Chapman said, "The (law) says for every dollar they get is a dollar in damages. If I go to court and show a Fortune 500 misrepresented one of their divisions as a small business, every dollar would be applicable under false claims act, there would be treble damages, punitive damages and legal fees,” Chapman said. “My lawsuit was largest lawsuit ever filed against the U.S. because of number of people being attacked by it and the volume of money. My lawsuit would redirect trillions back to the middle class economy over the next 10 years. This is the largest lawsuit filed against the U.S. government and it’s unreported in the media. Think about it.”
He said the government also approved a policy in 2015 that provides a loophole for large businesses to escape liability for misrepresenting they were a small business to obtain contracts called Safe Harbor from Fraud Penalties. It reads, " An individual or business concern will not be subject to the penalties imposed under 15 U.S.C. 645 (a) where it acted in good faith reliance on a small business status advisory opinion accepted by SBA under §?121.109."
“Now, to get out of trouble for obtaining federal contracts illegally all you have to do is say you acted in good faith. This goes to show you how far they’ll go to protect what they’re doing. The SBA is supposed to represent small businesses and they aren’t. But I am."
Chapman compared his lawsuit to Edward Snowden. “I think I’m more controversial than Snowden,” Chapman said. He said no one was criminally prosecuted in Snowden's case, no one lost their jobs and no one was imprisoned over the government tapping Americans' wireless devices. " Nothing happened, if my lawsuit went forward, for all of these companies and defense contractors who have misrepresented their firm as a small business, there would be jail time and fines. We are talking about billions in criminal penalties and people going to prison.”
Chapman said he is going to appeal the decision soon. He also said he has additional plans on fighting the government.
"They said I don’t have the legal authority to challenge the way they report on things, but I do have the ability to challenge final rules. So, I am going to challenge every final rule the SBA has put out for the last decade."
Chapman said when he reviewed the final rules he found each rule reduces the volume of contracts that goes to legitimate small businesses and increases the volume that goes to big businesses and that is what he intends to challenge.
“My lawyers tell me I’ve won over 100 legal battles against federal governments,” Chapman told the Northern California Record. “I started filing them around 1989. The government will tell you that I am a conspiracy nut and con man and nothing I say is true.
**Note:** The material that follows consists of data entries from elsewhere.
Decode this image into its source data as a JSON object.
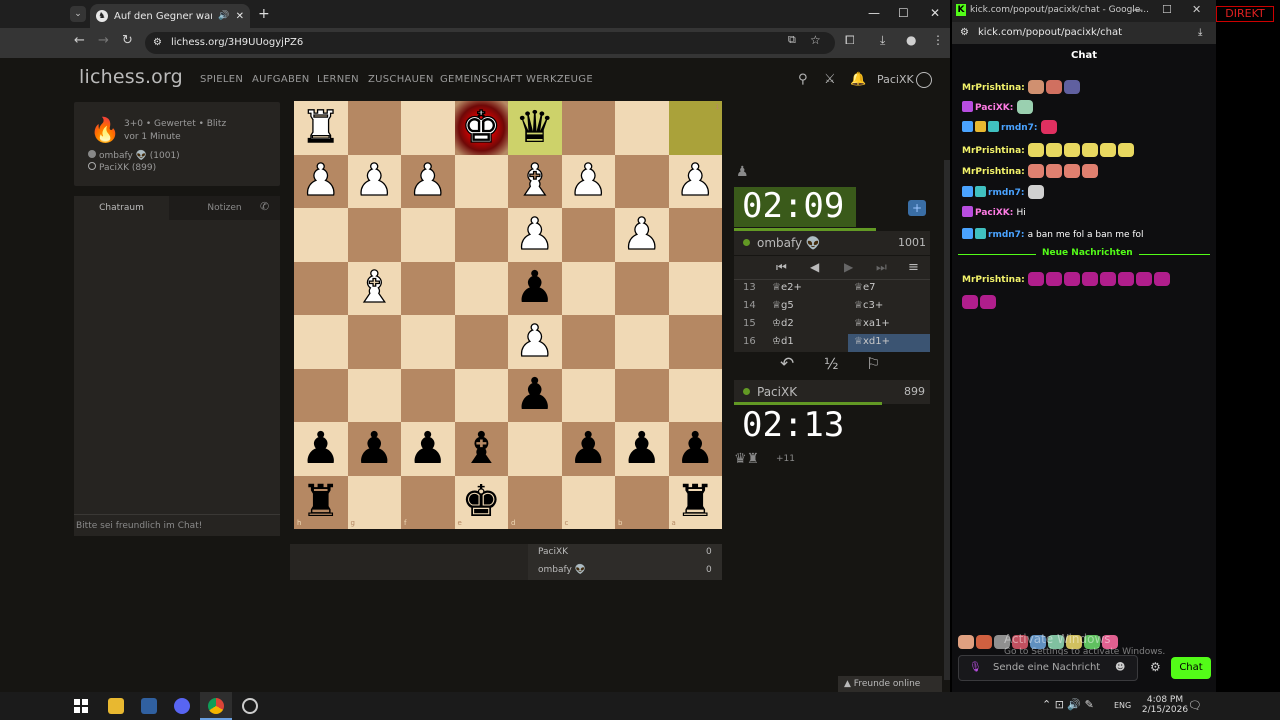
{
  "left_browser": {
    "tab_title": "Auf den Gegner warten - Sp",
    "url": "lichess.org/3H9UUogyjPZ6",
    "window_controls": [
      "—",
      "☐",
      "✕"
    ]
  },
  "lichess": {
    "logo_main": "lichess",
    "logo_suffix": ".org",
    "nav": [
      "SPIELEN",
      "AUFGABEN",
      "LERNEN",
      "ZUSCHAUEN",
      "GEMEINSCHAFT",
      "WERKZEUGE"
    ],
    "username": "PaciXK",
    "game_info": {
      "mode": "3+0 • Gewertet • Blitz",
      "time_ago": "vor 1 Minute",
      "player1": "ombafy 👽 (1001)",
      "player2": "PaciXK (899)"
    },
    "chat_tabs": [
      "Chatraum",
      "Notizen"
    ],
    "chat_placeholder": "Bitte sei freundlich im Chat!",
    "opponent": {
      "clock": "02:09",
      "name": "ombafy 👽",
      "rating": "1001"
    },
    "me": {
      "clock": "02:13",
      "name": "PaciXK",
      "rating": "899"
    },
    "material_advantage": "+11",
    "moves": [
      {
        "num": "13",
        "white": "♕e2+",
        "black": "♕e7"
      },
      {
        "num": "14",
        "white": "♕g5",
        "black": "♕c3+"
      },
      {
        "num": "15",
        "white": "♔d2",
        "black": "♕xa1+"
      },
      {
        "num": "16",
        "white": "♔d1",
        "black": "♕xd1+"
      }
    ],
    "score_rows": [
      {
        "name": "PaciXK",
        "score": "0"
      },
      {
        "name": "ombafy 👽",
        "score": "0"
      }
    ],
    "friends_online": "Freunde online",
    "board_files": [
      "h",
      "g",
      "f",
      "e",
      "d",
      "c",
      "b",
      "a"
    ],
    "board_ranks": [
      "1",
      "2",
      "3",
      "4",
      "5",
      "6",
      "7",
      "8"
    ]
  },
  "board": {
    "orientation": "black",
    "rows": [
      [
        "wR",
        "",
        "",
        "wK",
        "bQ",
        "",
        "",
        ""
      ],
      [
        "wP",
        "wP",
        "wP",
        "",
        "wB",
        "wP",
        "",
        "wP"
      ],
      [
        "",
        "",
        "",
        "",
        "wP",
        "",
        "wP",
        ""
      ],
      [
        "",
        "wB",
        "",
        "",
        "bP",
        "",
        "",
        ""
      ],
      [
        "",
        "",
        "",
        "",
        "wP",
        "",
        "",
        ""
      ],
      [
        "",
        "",
        "",
        "",
        "bP",
        "",
        "",
        ""
      ],
      [
        "bP",
        "bP",
        "bP",
        "bB",
        "",
        "bP",
        "bP",
        "bP"
      ],
      [
        "bR",
        "",
        "",
        "bK",
        "",
        "",
        "",
        "bR"
      ]
    ],
    "check_square": [
      0,
      3
    ],
    "last_move_squares": [
      [
        0,
        4
      ],
      [
        0,
        7
      ]
    ]
  },
  "kick": {
    "popup_title": "kick.com/popout/pacixk/chat - Google...",
    "url": "kick.com/popout/pacixk/chat",
    "chat_title": "Chat",
    "messages": [
      {
        "user": "MrPrishtina:",
        "color": "#f3f36b",
        "text": ""
      },
      {
        "user": "PaciXK:",
        "color": "#ff7ce5",
        "text": ""
      },
      {
        "user": "rmdn7:",
        "color": "#4aa3ff",
        "text": ""
      },
      {
        "user": "MrPrishtina:",
        "color": "#f3f36b",
        "text": ""
      },
      {
        "user": "MrPrishtina:",
        "color": "#f3f36b",
        "text": ""
      },
      {
        "user": "rmdn7:",
        "color": "#4aa3ff",
        "text": ""
      },
      {
        "user": "PaciXK:",
        "color": "#ff7ce5",
        "text": "Hi"
      },
      {
        "user": "rmdn7:",
        "color": "#4aa3ff",
        "text": "a ban me fol a ban me fol"
      }
    ],
    "new_messages": "Neue Nachrichten",
    "after_new": {
      "user": "MrPrishtina:",
      "color": "#f3f36b"
    },
    "send_placeholder": "Sende eine Nachricht",
    "chat_button": "Chat",
    "watermark_line1": "Activate Windows",
    "watermark_line2": "Go to Settings to activate Windows.",
    "direkt_label": "DIREKT"
  },
  "taskbar": {
    "lang": "ENG",
    "time": "4:08 PM",
    "date": "2/15/2026"
  },
  "colors": {
    "kick_green": "#53fc18",
    "lichess_bg": "#161512",
    "light_square": "#f0d9b5",
    "dark_square": "#b58863"
  }
}
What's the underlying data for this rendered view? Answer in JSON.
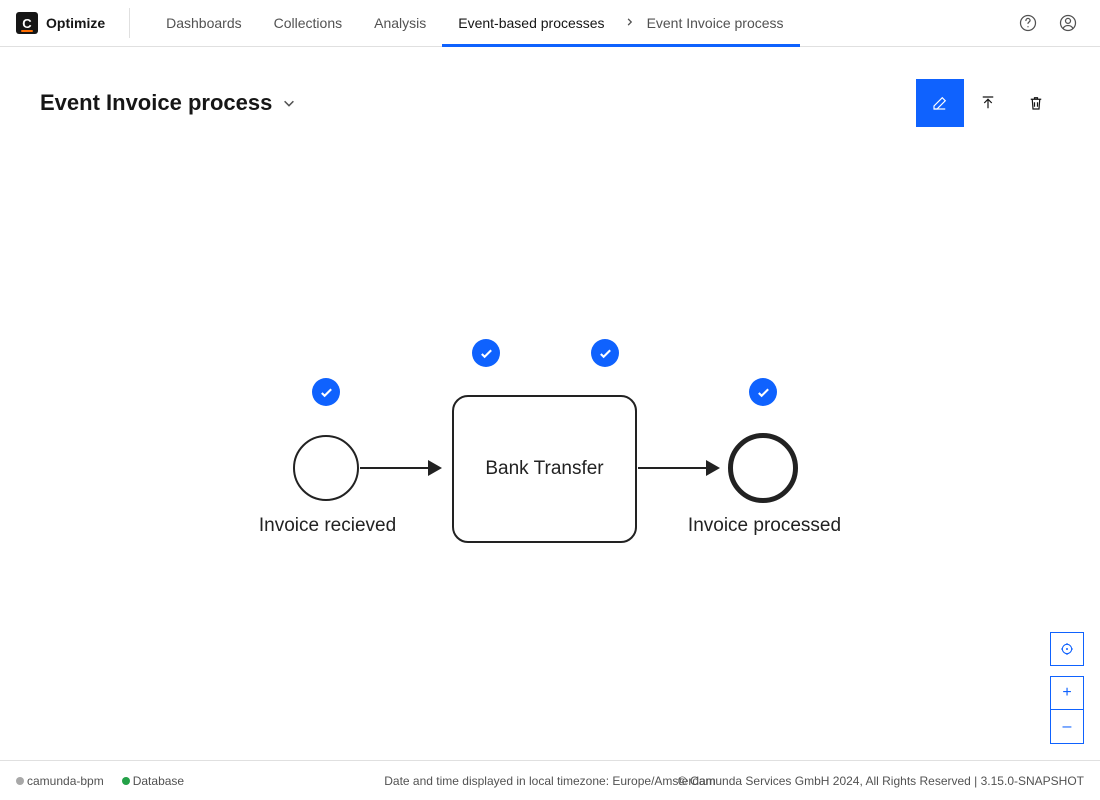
{
  "brand": {
    "name": "Optimize"
  },
  "nav": {
    "items": [
      "Dashboards",
      "Collections",
      "Analysis",
      "Event-based processes"
    ],
    "active_index": 3,
    "breadcrumb_current": "Event Invoice process"
  },
  "page": {
    "title": "Event Invoice process"
  },
  "diagram": {
    "task_label": "Bank Transfer",
    "start_label": "Invoice recieved",
    "end_label": "Invoice processed"
  },
  "footer": {
    "status1_label": "camunda-bpm",
    "status2_label": "Database",
    "timezone_text": "Date and time displayed in local timezone: Europe/Amsterdam",
    "copyright": "© Camunda Services GmbH 2024, All Rights Reserved | 3.15.0-SNAPSHOT"
  },
  "zoom": {
    "plus": "+",
    "minus": "–"
  }
}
But, you can’t win that many if you’re a conspiracy nut. What else would you expect them to say, though? Admit that I’m right?”
This story was updated on Nov. 6 with additional figures from the ABSL on how much it alleges the SBA awarded to small business.